*** Data provided ***

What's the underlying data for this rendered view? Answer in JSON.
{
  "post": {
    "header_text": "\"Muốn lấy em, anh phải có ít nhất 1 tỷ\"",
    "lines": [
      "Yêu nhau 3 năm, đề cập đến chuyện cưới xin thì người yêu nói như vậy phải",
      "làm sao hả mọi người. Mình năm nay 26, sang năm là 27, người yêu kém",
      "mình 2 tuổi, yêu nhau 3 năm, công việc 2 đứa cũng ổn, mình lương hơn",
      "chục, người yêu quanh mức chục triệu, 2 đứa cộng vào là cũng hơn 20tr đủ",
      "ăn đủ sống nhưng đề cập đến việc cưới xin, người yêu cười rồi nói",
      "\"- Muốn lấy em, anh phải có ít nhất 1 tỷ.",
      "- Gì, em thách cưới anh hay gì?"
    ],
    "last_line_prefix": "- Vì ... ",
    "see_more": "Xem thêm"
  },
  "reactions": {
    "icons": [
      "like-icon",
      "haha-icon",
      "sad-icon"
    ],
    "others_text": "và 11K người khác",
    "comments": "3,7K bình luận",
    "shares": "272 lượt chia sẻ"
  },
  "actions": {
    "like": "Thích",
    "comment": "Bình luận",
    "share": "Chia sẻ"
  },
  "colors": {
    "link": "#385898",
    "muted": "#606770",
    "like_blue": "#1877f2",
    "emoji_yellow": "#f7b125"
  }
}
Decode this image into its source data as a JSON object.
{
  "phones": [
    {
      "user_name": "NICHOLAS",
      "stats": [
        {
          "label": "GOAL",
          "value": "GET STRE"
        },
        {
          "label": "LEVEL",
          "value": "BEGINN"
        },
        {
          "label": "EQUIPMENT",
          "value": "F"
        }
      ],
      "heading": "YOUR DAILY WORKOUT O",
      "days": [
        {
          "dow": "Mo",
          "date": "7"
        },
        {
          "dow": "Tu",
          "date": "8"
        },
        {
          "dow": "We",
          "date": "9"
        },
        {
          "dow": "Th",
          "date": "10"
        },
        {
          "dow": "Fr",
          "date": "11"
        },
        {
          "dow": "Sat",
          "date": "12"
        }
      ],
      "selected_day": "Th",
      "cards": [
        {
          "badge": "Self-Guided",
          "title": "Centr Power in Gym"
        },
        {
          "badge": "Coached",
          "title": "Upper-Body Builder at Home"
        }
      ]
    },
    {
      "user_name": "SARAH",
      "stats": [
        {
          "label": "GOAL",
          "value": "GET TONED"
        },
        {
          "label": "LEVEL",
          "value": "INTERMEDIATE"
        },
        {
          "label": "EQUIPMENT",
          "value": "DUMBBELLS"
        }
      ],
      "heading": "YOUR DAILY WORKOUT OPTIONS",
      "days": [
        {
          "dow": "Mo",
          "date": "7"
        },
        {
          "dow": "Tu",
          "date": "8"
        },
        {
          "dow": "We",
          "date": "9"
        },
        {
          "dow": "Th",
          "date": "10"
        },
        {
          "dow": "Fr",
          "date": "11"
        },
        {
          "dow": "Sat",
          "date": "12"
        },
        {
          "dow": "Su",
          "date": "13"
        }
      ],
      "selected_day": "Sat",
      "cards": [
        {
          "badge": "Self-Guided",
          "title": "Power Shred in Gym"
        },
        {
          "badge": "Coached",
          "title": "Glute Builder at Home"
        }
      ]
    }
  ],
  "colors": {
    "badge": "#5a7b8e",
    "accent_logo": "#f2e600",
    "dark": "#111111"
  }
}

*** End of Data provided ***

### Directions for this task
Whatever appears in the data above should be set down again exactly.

### Reply to the exercise
What's the underlying data for this rendered view? Answer in JSON.
{
  "post": {
    "header_text": "\"Muốn lấy em, anh phải có ít nhất 1 tỷ\"",
    "lines": [
      "Yêu nhau 3 năm, đề cập đến chuyện cưới xin thì người yêu nói như vậy phải",
      "làm sao hả mọi người. Mình năm nay 26, sang năm là 27, người yêu kém",
      "mình 2 tuổi, yêu nhau 3 năm, công việc 2 đứa cũng ổn, mình lương hơn",
      "chục, người yêu quanh mức chục triệu, 2 đứa cộng vào là cũng hơn 20tr đủ",
      "ăn đủ sống nhưng đề cập đến việc cưới xin, người yêu cười rồi nói",
      "\"- Muốn lấy em, anh phải có ít nhất 1 tỷ.",
      "- Gì, em thách cưới anh hay gì?"
    ],
    "last_line_prefix": "- Vì ... ",
    "see_more": "Xem thêm"
  },
  "reactions": {
    "icons": [
      "like-icon",
      "haha-icon",
      "sad-icon"
    ],
    "others_text": "và 11K người khác",
    "comments": "3,7K bình luận",
    "shares": "272 lượt chia sẻ"
  },
  "actions": {
    "like": "Thích",
    "comment": "Bình luận",
    "share": "Chia sẻ"
  },
  "colors": {
    "link": "#385898",
    "muted": "#606770",
    "like_blue": "#1877f2",
    "emoji_yellow": "#f7b125"
  }
}
Decode this image into its source data as a JSON object.
{
  "phones": [
    {
      "user_name": "NICHOLAS",
      "stats": [
        {
          "label": "GOAL",
          "value": "GET STRE"
        },
        {
          "label": "LEVEL",
          "value": "BEGINN"
        },
        {
          "label": "EQUIPMENT",
          "value": "F"
        }
      ],
      "heading": "YOUR DAILY WORKOUT O",
      "days": [
        {
          "dow": "Mo",
          "date": "7"
        },
        {
          "dow": "Tu",
          "date": "8"
        },
        {
          "dow": "We",
          "date": "9"
        },
        {
          "dow": "Th",
          "date": "10"
        },
        {
          "dow": "Fr",
          "date": "11"
        },
        {
          "dow": "Sat",
          "date": "12"
        }
      ],
      "selected_day": "Th",
      "cards": [
        {
          "badge": "Self-Guided",
          "title": "Centr Power in Gym"
        },
        {
          "badge": "Coached",
          "title": "Upper-Body Builder at Home"
        }
      ]
    },
    {
      "user_name": "SARAH",
      "stats": [
        {
          "label": "GOAL",
          "value": "GET TONED"
        },
        {
          "label": "LEVEL",
          "value": "INTERMEDIATE"
        },
        {
          "label": "EQUIPMENT",
          "value": "DUMBBELLS"
        }
      ],
      "heading": "YOUR DAILY WORKOUT OPTIONS",
      "days": [
        {
          "dow": "Mo",
          "date": "7"
        },
        {
          "dow": "Tu",
          "date": "8"
        },
        {
          "dow": "We",
          "date": "9"
        },
        {
          "dow": "Th",
          "date": "10"
        },
        {
          "dow": "Fr",
          "date": "11"
        },
        {
          "dow": "Sat",
          "date": "12"
        },
        {
          "dow": "Su",
          "date": "13"
        }
      ],
      "selected_day": "Sat",
      "cards": [
        {
          "badge": "Self-Guided",
          "title": "Power Shred in Gym"
        },
        {
          "badge": "Coached",
          "title": "Glute Builder at Home"
        }
      ]
    }
  ],
  "colors": {
    "badge": "#5a7b8e",
    "accent_logo": "#f2e600",
    "dark": "#111111"
  }
}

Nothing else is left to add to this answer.